I always hear pressure defined as the force exerted by particles on the walls of the container they're being held in. This makes sense since the mathematical definition of pressure is $ p = \frac{F}{A} $. So, can pressure exist without walls to exert force on?

My understanding of pressure motivates me to think that even without a container, particles of gas in a vacuum could create pressure since their collisions with each other result in forces being exerted on areas (the areas being the surfaces of the particles being collided with).

On the other hand, a liquid in a vacuum could not exert pressure since on a microscopic level, the particles of liquid can't collide due to the cumulative strength of the bonds holding them together.

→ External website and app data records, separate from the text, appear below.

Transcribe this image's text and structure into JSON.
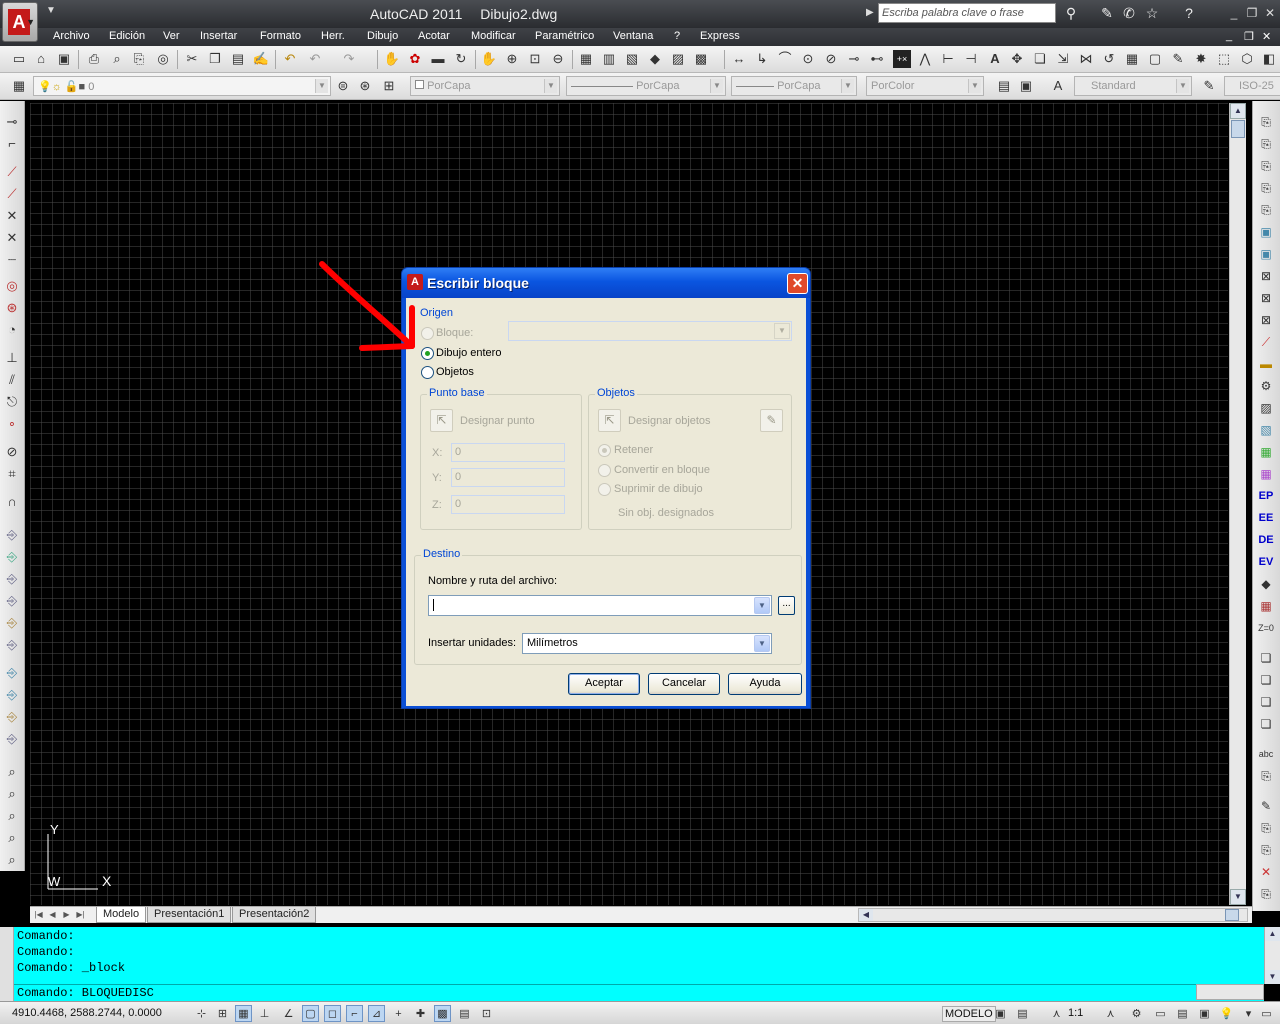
{
  "window": {
    "app_name": "AutoCAD 2011",
    "file_name": "Dibujo2.dwg",
    "search_placeholder": "Escriba palabra clave o frase"
  },
  "menu": [
    "Archivo",
    "Edición",
    "Ver",
    "Insertar",
    "Formato",
    "Herr.",
    "Dibujo",
    "Acotar",
    "Modificar",
    "Paramétrico",
    "Ventana",
    "?",
    "Express"
  ],
  "properties_toolbar": {
    "layer_value": "0",
    "color_value": "PorCapa",
    "linetype_value": "PorCapa",
    "lineweight_value": "PorCapa",
    "plotstyle_value": "PorColor",
    "text_style": "Standard",
    "dim_style": "ISO-25"
  },
  "dialog": {
    "title": "Escribir bloque",
    "origen": {
      "label": "Origen",
      "options": [
        {
          "label": "Bloque:",
          "checked": false,
          "enabled": false
        },
        {
          "label": "Dibujo entero",
          "checked": true,
          "enabled": true
        },
        {
          "label": "Objetos",
          "checked": false,
          "enabled": true
        }
      ]
    },
    "punto_base": {
      "label": "Punto base",
      "pick_label": "Designar punto",
      "x_label": "X:",
      "x_value": "0",
      "y_label": "Y:",
      "y_value": "0",
      "z_label": "Z:",
      "z_value": "0"
    },
    "objetos": {
      "label": "Objetos",
      "select_label": "Designar objetos",
      "options": [
        {
          "label": "Retener",
          "checked": true
        },
        {
          "label": "Convertir en bloque",
          "checked": false
        },
        {
          "label": "Suprimir de dibujo",
          "checked": false
        }
      ],
      "status": "Sin obj. designados"
    },
    "destino": {
      "label": "Destino",
      "file_label": "Nombre y ruta del archivo:",
      "file_value": "",
      "browse_label": "...",
      "units_label": "Insertar unidades:",
      "units_value": "Milímetros"
    },
    "buttons": {
      "ok": "Aceptar",
      "cancel": "Cancelar",
      "help": "Ayuda"
    }
  },
  "tabs": [
    "Modelo",
    "Presentación1",
    "Presentación2"
  ],
  "command_history": [
    "Comando:",
    "Comando:",
    "Comando: _block"
  ],
  "command_line": "Comando: BLOQUEDISC",
  "status": {
    "coordinates": "4910.4468, 2588.2744, 0.0000",
    "space": "MODELO",
    "scale": "1:1"
  },
  "ucs": {
    "y_label": "Y",
    "x_label": "X",
    "w_label": "W"
  },
  "colors": {
    "canvas_bg": "#000000",
    "command_bg": "#00ffff",
    "dialog_title": "#0a55e0",
    "group_label": "#0046d5",
    "annotation_arrow": "#ff0000"
  }
}
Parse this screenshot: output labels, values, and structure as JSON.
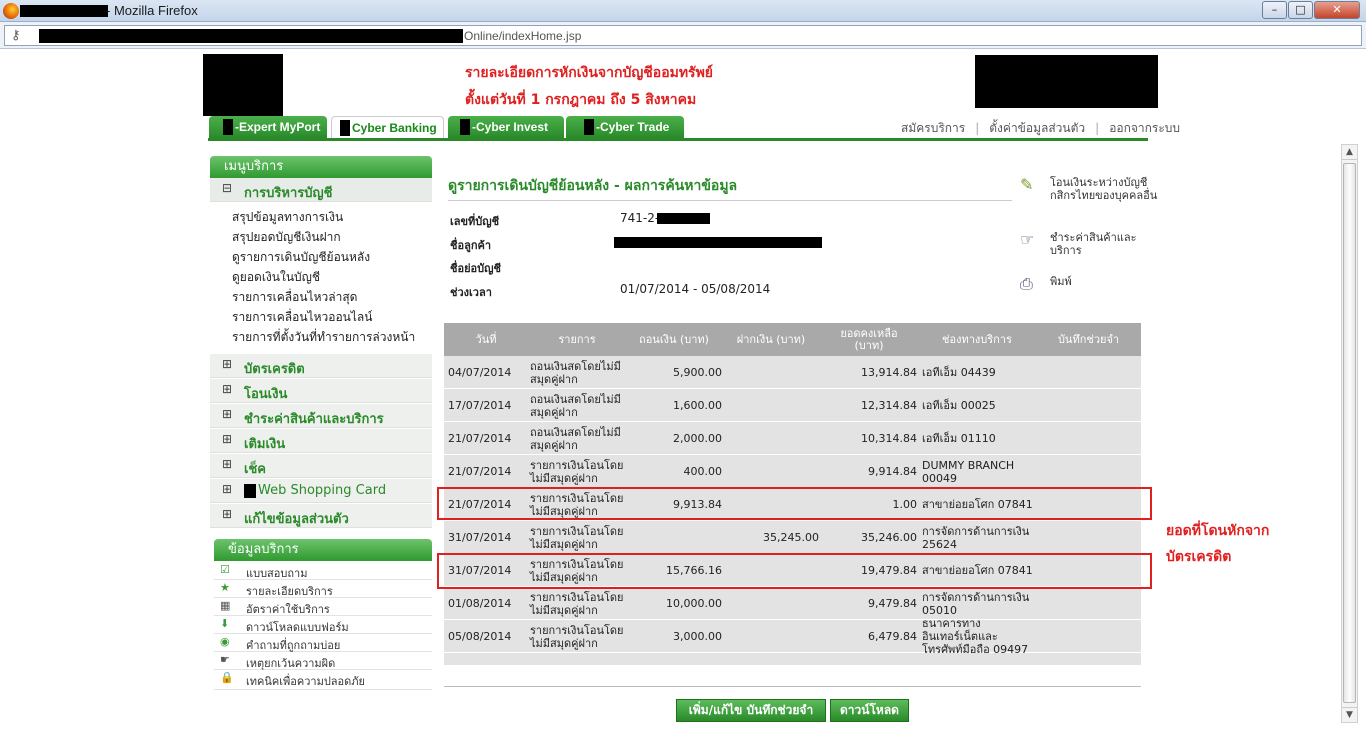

  • 4
    $\begingroup$ "particles of gas in a vacuum" - if there's particles in it, it's not vacuum! Also, which "container" do you think the earth's atmosphere is in? $\endgroup$ – ACuriousMind Oct 4 '15 at 0:01
  • 5
    $\begingroup$ an example would be a self gravitating ball of gas, such as a star. $\endgroup$ – user83548 Oct 4 '15 at 0:07
  • $\begingroup$ Ah, yes you're correct @ACuriousMind. And thank you for the better example @brucesmitherson! $\endgroup$ – user94491 Oct 4 '15 at 0:13
  • 1
    $\begingroup$ Yes, and you're almost right about how to define pressure at a point in a gas; rather than using the collisions of one particle with another, one uses an an imaginary plane at point. $\endgroup$ – Mozibur Ullah Oct 4 '15 at 0:13
  • $\begingroup$ "an example would be a self gravitating ball of gas, such as a star." Another example of how an (enormous) pressure can exist even without containing walls is a 'dynamic' situation, such as the laser-driven implosion of a NIF capsule. In this case very large pressures are supported by the inertia of the mass of the capsule itself. Of course such a situation can only exist for a short time before the capsule flies apart. $\endgroup$ – user93237 Oct 4 '15 at 1:11

The pressure of a gas is defined as the force the gas would exert upon a surface or container. However, there is no need for a container for pressure to exist. For instance, the air you're breathing right now (unless you're in an airplane or submarine) has pressure due to the column of atmosphere above you. Stars are balls of gas (plasma, actually) that are pressurized by gravity; no containers to be seen.

| cite | improve this answer | |
  • $\begingroup$ Excellent answer, Mr. Griscom! Thank you very much. $\endgroup$ – user94491 Oct 4 '15 at 2:56

An addition to Daniel's answer:

It regularly happens that a certain definition isn't applicable when talking about liquids and gases. For example, almost all definitions in thermodynamics are defined for closed systems, which is rarely applicable in the real world.

To overcome this, there is the notion of a control volume. For this, we basically take a slice out of our medium (be it gas, liquid or anything else). We put this slice in a special box - so special, that it behaves exactly like the medium that originally surrounded our control volume. We can now forget about the rest of the medium, and just focus on what it does to the walls (boundary) of our box, and what our control volume does to the walls.

Related to your question, we can now take a little slice out of the atmosphere, and put it in our box. We can now forget about the rest of the atmosphere, i.e., put the box in a vacuum. Intuitively, you would think that the box should blow up like a balloon when put in a vacuum. However, the box behaves like there is an atmosphere, and will retain its shape - it will create a force on its walls. Now, we see pressure arise clear as the day: there's a force on the walls of the box, and since the walls have an area, you get p=F/A.

| cite | improve this answer | |
  • $\begingroup$ How is the flux through the imaginary walls handled when computing p? $\endgroup$ – Emil Oct 5 '17 at 16:33
  • $\begingroup$ @Emil we define the box such that the flux across the imaginary walls is exactly zero; that's what I meant by a box that behaves exactly as the surrounding volume. Any flux across the box walls would displace the surrounding volume, which by our definition cannot happen. $\endgroup$ – Sanchises Oct 5 '17 at 17:00